Captain West advanced to meet me, and before our outstretched hands touched, before his face broke from repose to greeting and the lips moved to speech, I got the first astonishing impact of his personality. Long, lean, in his face a touch of race I as yet could only sense, he was as cool as the day was cold, as poised as a king or emperor, as remote as the farthest fixed star, as neutral as a proposition of Euclid. And then, just ere our hands met, a twinkle of--oh--such distant and controlled geniality quickened the many tiny wrinkles in the corner of the eyes; the clear blue of the eyes was suffused by an almost colourful warmth; the face, too, seemed similarly to suffuse; the thin lips, harsh-set the instant before, were as gracious as Bernhardt's when she moulds sound into speech.

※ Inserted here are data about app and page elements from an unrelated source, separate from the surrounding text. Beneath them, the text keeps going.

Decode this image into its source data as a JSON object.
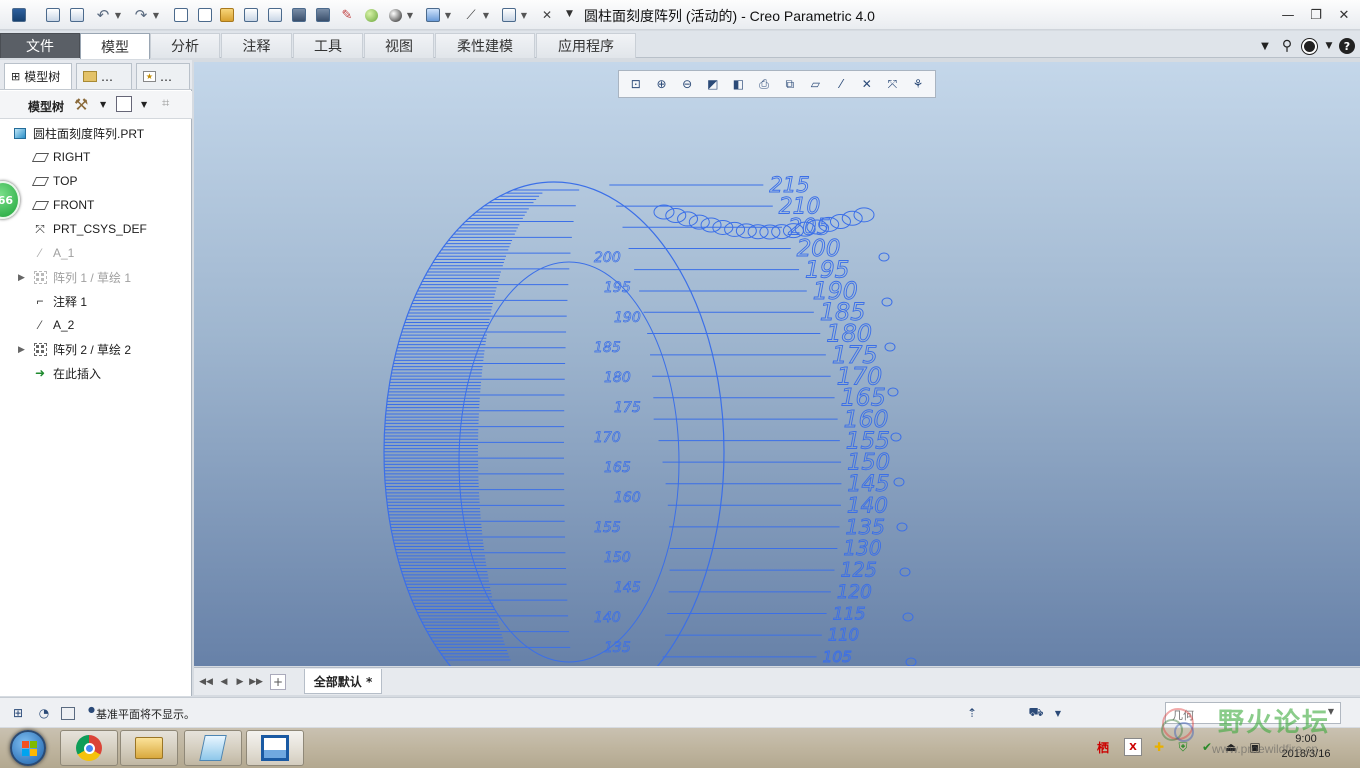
{
  "window": {
    "title": "圆柱面刻度阵列 (活动的) - Creo Parametric 4.0",
    "minimize": "—",
    "restore": "❐",
    "close": "✕"
  },
  "quick_access": [
    "app-menu-icon",
    "regenerate-icon",
    "regenerate-manager-icon",
    "undo-icon",
    "redo-icon",
    "copy-icon",
    "new-icon",
    "open-icon",
    "open-from-server-icon",
    "save-backup-icon",
    "save-icon",
    "save-as-icon",
    "erase-icon",
    "appearance-icon",
    "shading-icon",
    "view-icon",
    "measure-icon",
    "select-icon",
    "close-window-icon"
  ],
  "ribbon": {
    "tabs": [
      {
        "label": "文件",
        "state": "file"
      },
      {
        "label": "模型",
        "state": "active"
      },
      {
        "label": "分析",
        "state": ""
      },
      {
        "label": "注释",
        "state": ""
      },
      {
        "label": "工具",
        "state": ""
      },
      {
        "label": "视图",
        "state": ""
      },
      {
        "label": "柔性建模",
        "state": ""
      },
      {
        "label": "应用程序",
        "state": ""
      }
    ]
  },
  "left_panel": {
    "tabs": [
      {
        "label": "模型树"
      },
      {
        "label": "…"
      },
      {
        "label": "…"
      }
    ],
    "toolbar_label": "模型树",
    "tree": [
      {
        "label": "圆柱面刻度阵列.PRT",
        "icon": "part-icon",
        "dim": false,
        "expandable": false
      },
      {
        "label": "RIGHT",
        "icon": "datum-plane-icon",
        "dim": false,
        "expandable": false
      },
      {
        "label": "TOP",
        "icon": "datum-plane-icon",
        "dim": false,
        "expandable": false
      },
      {
        "label": "FRONT",
        "icon": "datum-plane-icon",
        "dim": false,
        "expandable": false
      },
      {
        "label": "PRT_CSYS_DEF",
        "icon": "csys-icon",
        "dim": false,
        "expandable": false
      },
      {
        "label": "A_1",
        "icon": "datum-axis-icon",
        "dim": true,
        "expandable": false
      },
      {
        "label": "阵列 1 / 草绘 1",
        "icon": "pattern-icon",
        "dim": true,
        "expandable": true
      },
      {
        "label": "注释 1",
        "icon": "annotation-icon",
        "dim": false,
        "expandable": false
      },
      {
        "label": "A_2",
        "icon": "datum-axis-icon",
        "dim": false,
        "expandable": false
      },
      {
        "label": "阵列 2 / 草绘 2",
        "icon": "pattern-icon",
        "dim": false,
        "expandable": true
      },
      {
        "label": "在此插入",
        "icon": "insert-here-icon",
        "dim": false,
        "expandable": false
      }
    ],
    "badge": "66"
  },
  "graphics": {
    "view_toolbar": [
      "refit-icon",
      "zoom-in-icon",
      "zoom-out-icon",
      "repaint-icon",
      "display-style-icon",
      "saved-orientations-icon",
      "view-manager-icon",
      "plane-display-icon",
      "axis-display-icon",
      "point-display-icon",
      "csys-display-icon",
      "spin-center-icon"
    ],
    "scale_labels": [
      "215",
      "210",
      "205",
      "200",
      "195",
      "190",
      "185",
      "180",
      "175",
      "170",
      "165",
      "160",
      "155",
      "150",
      "145",
      "140",
      "135",
      "130",
      "125",
      "120",
      "115",
      "110",
      "105"
    ],
    "colors": {
      "geometry": "#3b6fe8",
      "bg_top": "#c4d7ea",
      "bg_bottom": "#6781a8"
    }
  },
  "bottom_tabs": {
    "layer_tab": "全部默认 *"
  },
  "status": {
    "message": "基准平面将不显示。",
    "filter": "几何"
  },
  "taskbar": {
    "apps": [
      "chrome-icon",
      "explorer-icon",
      "notepad-icon",
      "creo-icon"
    ],
    "time": "9:00",
    "date": "2018/3/16"
  },
  "watermark": {
    "site": "野火论坛",
    "url": "www.proewildfire.cn"
  }
}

He tries to go to life. So does every author except the very worst, but after all most of them live on predigested food. The incident or character may be from life, but the writer usually interprets it in terms of the last book he read. For instance, suppose he meets a sea captain and thinks he's an original character. The truth is that he sees the resemblance between the sea captain and the last sea captain Dana created, or who-ever creates sea captains, and therefore he knows how to set this sea captain on paper
My death.. I mean.. will it be quick, and with dignity? How will i know when the end is coming?"When you vomit blood, sir," Tao Chi'en said sadly. That happened three weeks later, in the middle of Pacific, in the privacy of the captain's cabin. As soon as he could stand , the old seaman cleaned up the traces of his vomit, rinsed out his mouth , changed his bloody shirt, lighted his pipe, and went to the bow of his ship , where he stood and looked for the last time at the stars winking in a sky of black velvet. Several sailors saw him and waited at a distance, caps in hands. When he had smoked the last of his tobacco, Captain John Sommers put his legs over the rail and noiselessly dropped into the sea.-Portrait in Sepia by Isabel Allende.
Grandma Harper has two green bottles shaped like women with black hair painted on their heads and a yellow glass colored captain's hat that she keeps her face powder in that I want too, and a picture of a naked girl in a swing, swinging way up in the air over castles in a blue sky. I don't know why I want those things, I just do.
Now, Bill, sit where you are," said the beggar. "If I can't see, I can hear a finger stirring. Business is business. Hold out your right hand. Boy, take his right hand by the wrist and bring it near my right."We both obeyed him to the letter, and I saw him pass something from the hollow of the hand that held his stick into the palm of the captain's, which closed upon it instantly.
What would happen," Zeitoun asked the captain, "if you and I went below the deck, and just went to our bedrooms and went to sleep?" The captain gave him a quizzical look and answered that the ship would most certainly hit something -- would run aground or into a reef. In any event, disaster. "So without a captain, the ship cannot navigate." "Yes," the captain said, "What's your point?" Zeitoun smiled. "Look above you, at the stars and moon. How do the stars keep their place in the sky, how does the moon rotate around the earth, the earth around the sun? Who's navigating?" The captain smiled at Zeitoun. He'd been led into a trap. "Without someone guiding us," Zeitoun finished, "wouldn't the stars and moon fall to earth, wouldn't the oceans overrun the land? Any vessel, any carrier of humans, needs a captain, yes?" The captain was taken with the beauty of the metaphor, and let his silence imply surrender.